Exercise objective: The word "JSON" occurs in some of the lines below; copy each of those lines.

Excerpts from an interface dataset:
════════

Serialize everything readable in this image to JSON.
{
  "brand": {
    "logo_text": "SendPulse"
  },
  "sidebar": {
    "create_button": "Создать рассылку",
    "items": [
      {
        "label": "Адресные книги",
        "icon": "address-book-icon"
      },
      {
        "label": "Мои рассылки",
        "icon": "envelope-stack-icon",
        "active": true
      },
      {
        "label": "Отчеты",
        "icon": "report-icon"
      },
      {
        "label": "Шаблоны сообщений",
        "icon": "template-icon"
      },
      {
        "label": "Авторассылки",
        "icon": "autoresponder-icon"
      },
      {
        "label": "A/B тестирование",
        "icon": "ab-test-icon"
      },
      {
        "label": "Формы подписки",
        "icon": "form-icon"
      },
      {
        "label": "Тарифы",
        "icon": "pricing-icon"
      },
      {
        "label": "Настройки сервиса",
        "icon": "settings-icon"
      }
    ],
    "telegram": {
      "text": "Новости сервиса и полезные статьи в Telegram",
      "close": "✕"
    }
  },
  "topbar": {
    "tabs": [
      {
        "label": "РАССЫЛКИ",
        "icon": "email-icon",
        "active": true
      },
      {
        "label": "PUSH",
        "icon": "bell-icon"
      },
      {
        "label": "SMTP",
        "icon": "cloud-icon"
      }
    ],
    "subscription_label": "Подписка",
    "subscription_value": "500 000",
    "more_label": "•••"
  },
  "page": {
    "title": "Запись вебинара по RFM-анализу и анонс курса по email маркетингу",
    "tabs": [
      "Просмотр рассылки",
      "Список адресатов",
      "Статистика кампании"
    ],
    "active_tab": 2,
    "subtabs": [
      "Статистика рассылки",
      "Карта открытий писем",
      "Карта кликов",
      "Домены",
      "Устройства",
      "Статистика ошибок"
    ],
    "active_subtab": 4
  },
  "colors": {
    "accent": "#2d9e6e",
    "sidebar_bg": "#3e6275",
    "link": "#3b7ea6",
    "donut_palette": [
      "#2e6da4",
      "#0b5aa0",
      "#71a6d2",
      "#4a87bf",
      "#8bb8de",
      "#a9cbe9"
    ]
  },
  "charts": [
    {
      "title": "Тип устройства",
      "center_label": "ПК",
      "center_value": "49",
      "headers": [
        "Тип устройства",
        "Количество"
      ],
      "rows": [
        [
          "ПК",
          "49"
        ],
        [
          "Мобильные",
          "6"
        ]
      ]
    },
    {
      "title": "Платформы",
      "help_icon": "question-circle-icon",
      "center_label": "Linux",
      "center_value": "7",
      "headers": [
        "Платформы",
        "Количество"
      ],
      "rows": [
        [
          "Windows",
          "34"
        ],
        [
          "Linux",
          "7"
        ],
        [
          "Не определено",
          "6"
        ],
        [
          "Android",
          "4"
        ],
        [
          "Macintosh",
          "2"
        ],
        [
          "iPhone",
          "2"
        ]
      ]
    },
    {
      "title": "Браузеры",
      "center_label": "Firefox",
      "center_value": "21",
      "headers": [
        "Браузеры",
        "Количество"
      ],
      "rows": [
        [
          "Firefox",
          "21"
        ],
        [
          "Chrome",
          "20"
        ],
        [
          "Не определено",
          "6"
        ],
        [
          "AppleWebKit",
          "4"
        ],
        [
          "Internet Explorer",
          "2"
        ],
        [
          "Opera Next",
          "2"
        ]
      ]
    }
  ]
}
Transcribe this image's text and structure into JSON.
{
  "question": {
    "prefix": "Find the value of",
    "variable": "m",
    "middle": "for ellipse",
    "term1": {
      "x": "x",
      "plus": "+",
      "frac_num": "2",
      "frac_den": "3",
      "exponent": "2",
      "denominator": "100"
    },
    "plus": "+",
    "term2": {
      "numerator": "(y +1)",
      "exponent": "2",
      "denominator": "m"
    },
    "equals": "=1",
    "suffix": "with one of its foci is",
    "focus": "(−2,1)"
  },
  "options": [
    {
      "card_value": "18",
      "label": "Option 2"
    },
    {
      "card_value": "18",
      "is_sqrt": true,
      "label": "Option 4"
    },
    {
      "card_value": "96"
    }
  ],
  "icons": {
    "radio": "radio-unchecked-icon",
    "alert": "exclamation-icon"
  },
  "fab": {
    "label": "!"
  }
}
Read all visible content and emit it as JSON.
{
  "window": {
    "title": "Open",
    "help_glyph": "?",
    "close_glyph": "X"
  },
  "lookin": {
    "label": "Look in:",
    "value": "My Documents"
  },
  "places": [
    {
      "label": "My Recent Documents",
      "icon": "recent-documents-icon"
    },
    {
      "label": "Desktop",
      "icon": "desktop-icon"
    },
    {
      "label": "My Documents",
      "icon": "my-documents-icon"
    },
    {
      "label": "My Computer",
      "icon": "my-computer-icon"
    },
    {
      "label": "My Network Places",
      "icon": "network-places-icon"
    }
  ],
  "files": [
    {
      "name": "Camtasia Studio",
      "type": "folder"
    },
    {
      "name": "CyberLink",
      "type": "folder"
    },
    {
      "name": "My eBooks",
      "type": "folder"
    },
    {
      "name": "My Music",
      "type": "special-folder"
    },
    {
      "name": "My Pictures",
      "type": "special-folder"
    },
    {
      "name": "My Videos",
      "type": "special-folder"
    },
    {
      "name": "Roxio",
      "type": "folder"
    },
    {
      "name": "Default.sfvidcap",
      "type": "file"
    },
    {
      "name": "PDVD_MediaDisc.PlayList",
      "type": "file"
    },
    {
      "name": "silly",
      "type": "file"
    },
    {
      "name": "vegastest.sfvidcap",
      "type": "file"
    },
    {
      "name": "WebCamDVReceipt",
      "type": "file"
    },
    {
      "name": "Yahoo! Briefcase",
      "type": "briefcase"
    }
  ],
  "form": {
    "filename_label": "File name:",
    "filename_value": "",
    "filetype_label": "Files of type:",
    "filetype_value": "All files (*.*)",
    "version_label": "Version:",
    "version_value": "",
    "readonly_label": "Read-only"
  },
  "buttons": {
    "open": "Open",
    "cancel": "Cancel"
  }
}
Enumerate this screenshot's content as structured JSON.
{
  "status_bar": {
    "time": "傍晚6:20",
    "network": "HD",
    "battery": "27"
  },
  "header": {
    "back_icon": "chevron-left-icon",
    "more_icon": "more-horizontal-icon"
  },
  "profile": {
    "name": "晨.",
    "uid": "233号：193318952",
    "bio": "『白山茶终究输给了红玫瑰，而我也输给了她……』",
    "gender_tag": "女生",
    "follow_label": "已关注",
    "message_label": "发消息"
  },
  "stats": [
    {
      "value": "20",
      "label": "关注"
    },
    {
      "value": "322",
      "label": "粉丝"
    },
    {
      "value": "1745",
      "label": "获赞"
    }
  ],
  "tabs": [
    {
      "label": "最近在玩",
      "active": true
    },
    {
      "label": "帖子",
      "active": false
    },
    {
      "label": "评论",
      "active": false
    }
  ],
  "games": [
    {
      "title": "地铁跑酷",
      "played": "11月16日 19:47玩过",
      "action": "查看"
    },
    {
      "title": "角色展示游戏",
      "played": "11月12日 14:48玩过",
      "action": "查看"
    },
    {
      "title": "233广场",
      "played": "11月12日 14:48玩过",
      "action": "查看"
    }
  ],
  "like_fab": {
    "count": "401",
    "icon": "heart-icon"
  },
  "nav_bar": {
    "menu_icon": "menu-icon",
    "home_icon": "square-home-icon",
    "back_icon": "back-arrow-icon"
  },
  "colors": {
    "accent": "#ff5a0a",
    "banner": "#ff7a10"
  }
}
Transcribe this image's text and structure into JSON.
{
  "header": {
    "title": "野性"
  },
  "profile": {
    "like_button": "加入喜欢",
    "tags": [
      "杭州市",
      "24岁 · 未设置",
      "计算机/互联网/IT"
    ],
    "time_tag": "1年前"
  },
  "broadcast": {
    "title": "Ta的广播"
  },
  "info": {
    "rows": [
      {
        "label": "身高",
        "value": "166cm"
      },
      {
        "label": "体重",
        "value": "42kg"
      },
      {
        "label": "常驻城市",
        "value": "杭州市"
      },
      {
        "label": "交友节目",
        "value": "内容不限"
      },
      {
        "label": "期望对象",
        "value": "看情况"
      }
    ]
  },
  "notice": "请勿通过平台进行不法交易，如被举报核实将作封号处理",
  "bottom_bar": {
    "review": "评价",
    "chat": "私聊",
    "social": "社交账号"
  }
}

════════

Written answer:
Serialize everything readable in this image to JSON.
Transcribe this image's text and structure into JSON.
Read all visible content and emit it as JSON.
Enumerate this screenshot's content as structured JSON.
Transcribe this image's text and structure into JSON.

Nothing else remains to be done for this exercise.